TASK DESCRIPTION –
Keeping each line exactly as it is, output all of the records.

INPUT RECORDS –
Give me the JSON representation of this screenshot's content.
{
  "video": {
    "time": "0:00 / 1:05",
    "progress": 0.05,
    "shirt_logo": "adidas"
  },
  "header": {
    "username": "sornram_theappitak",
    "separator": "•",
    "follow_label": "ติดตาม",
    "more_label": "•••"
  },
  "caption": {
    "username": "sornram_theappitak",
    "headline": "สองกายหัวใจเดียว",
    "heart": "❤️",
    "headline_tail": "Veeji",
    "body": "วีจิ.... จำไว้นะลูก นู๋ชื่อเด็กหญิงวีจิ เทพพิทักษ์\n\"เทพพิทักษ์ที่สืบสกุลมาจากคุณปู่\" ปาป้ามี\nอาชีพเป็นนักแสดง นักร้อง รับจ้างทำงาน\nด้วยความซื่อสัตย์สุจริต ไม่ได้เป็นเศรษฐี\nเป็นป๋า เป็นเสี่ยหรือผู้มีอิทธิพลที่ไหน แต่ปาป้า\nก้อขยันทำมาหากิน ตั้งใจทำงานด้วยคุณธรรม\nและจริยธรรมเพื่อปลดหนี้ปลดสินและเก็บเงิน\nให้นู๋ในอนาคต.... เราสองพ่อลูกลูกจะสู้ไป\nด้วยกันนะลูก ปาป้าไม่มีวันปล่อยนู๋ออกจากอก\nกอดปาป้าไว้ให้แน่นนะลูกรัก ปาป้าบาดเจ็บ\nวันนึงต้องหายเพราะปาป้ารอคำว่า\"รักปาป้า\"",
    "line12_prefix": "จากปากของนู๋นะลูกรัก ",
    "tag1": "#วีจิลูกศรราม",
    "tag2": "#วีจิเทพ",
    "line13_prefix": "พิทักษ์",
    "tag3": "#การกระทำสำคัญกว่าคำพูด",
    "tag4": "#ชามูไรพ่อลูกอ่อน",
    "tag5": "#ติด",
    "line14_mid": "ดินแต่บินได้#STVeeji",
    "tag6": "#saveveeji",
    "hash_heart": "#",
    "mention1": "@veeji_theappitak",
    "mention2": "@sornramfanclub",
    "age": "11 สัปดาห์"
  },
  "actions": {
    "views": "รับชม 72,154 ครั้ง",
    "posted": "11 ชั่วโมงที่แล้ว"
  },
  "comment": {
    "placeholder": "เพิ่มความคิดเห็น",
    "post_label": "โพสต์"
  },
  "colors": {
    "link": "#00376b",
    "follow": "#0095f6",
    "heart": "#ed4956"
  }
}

ANSWER BOX –
Give me the JSON representation of this screenshot's content.
{
  "video": {
    "time": "0:00 / 1:05",
    "progress": 0.05,
    "shirt_logo": "adidas"
  },
  "header": {
    "username": "sornram_theappitak",
    "separator": "•",
    "follow_label": "ติดตาม",
    "more_label": "•••"
  },
  "caption": {
    "username": "sornram_theappitak",
    "headline": "สองกายหัวใจเดียว",
    "heart": "❤️",
    "headline_tail": "Veeji",
    "body": "วีจิ.... จำไว้นะลูก นู๋ชื่อเด็กหญิงวีจิ เทพพิทักษ์\n\"เทพพิทักษ์ที่สืบสกุลมาจากคุณปู่\" ปาป้ามี\nอาชีพเป็นนักแสดง นักร้อง รับจ้างทำงาน\nด้วยความซื่อสัตย์สุจริต ไม่ได้เป็นเศรษฐี\nเป็นป๋า เป็นเสี่ยหรือผู้มีอิทธิพลที่ไหน แต่ปาป้า\nก้อขยันทำมาหากิน ตั้งใจทำงานด้วยคุณธรรม\nและจริยธรรมเพื่อปลดหนี้ปลดสินและเก็บเงิน\nให้นู๋ในอนาคต.... เราสองพ่อลูกลูกจะสู้ไป\nด้วยกันนะลูก ปาป้าไม่มีวันปล่อยนู๋ออกจากอก\nกอดปาป้าไว้ให้แน่นนะลูกรัก ปาป้าบาดเจ็บ\nวันนึงต้องหายเพราะปาป้ารอคำว่า\"รักปาป้า\"",
    "line12_prefix": "จากปากของนู๋นะลูกรัก ",
    "tag1": "#วีจิลูกศรราม",
    "tag2": "#วีจิเทพ",
    "line13_prefix": "พิทักษ์",
    "tag3": "#การกระทำสำคัญกว่าคำพูด",
    "tag4": "#ชามูไรพ่อลูกอ่อน",
    "tag5": "#ติด",
    "line14_mid": "ดินแต่บินได้#STVeeji",
    "tag6": "#saveveeji",
    "hash_heart": "#",
    "mention1": "@veeji_theappitak",
    "mention2": "@sornramfanclub",
    "age": "11 สัปดาห์"
  },
  "actions": {
    "views": "รับชม 72,154 ครั้ง",
    "posted": "11 ชั่วโมงที่แล้ว"
  },
  "comment": {
    "placeholder": "เพิ่มความคิดเห็น",
    "post_label": "โพสต์"
  },
  "colors": {
    "link": "#00376b",
    "follow": "#0095f6",
    "heart": "#ed4956"
  }
}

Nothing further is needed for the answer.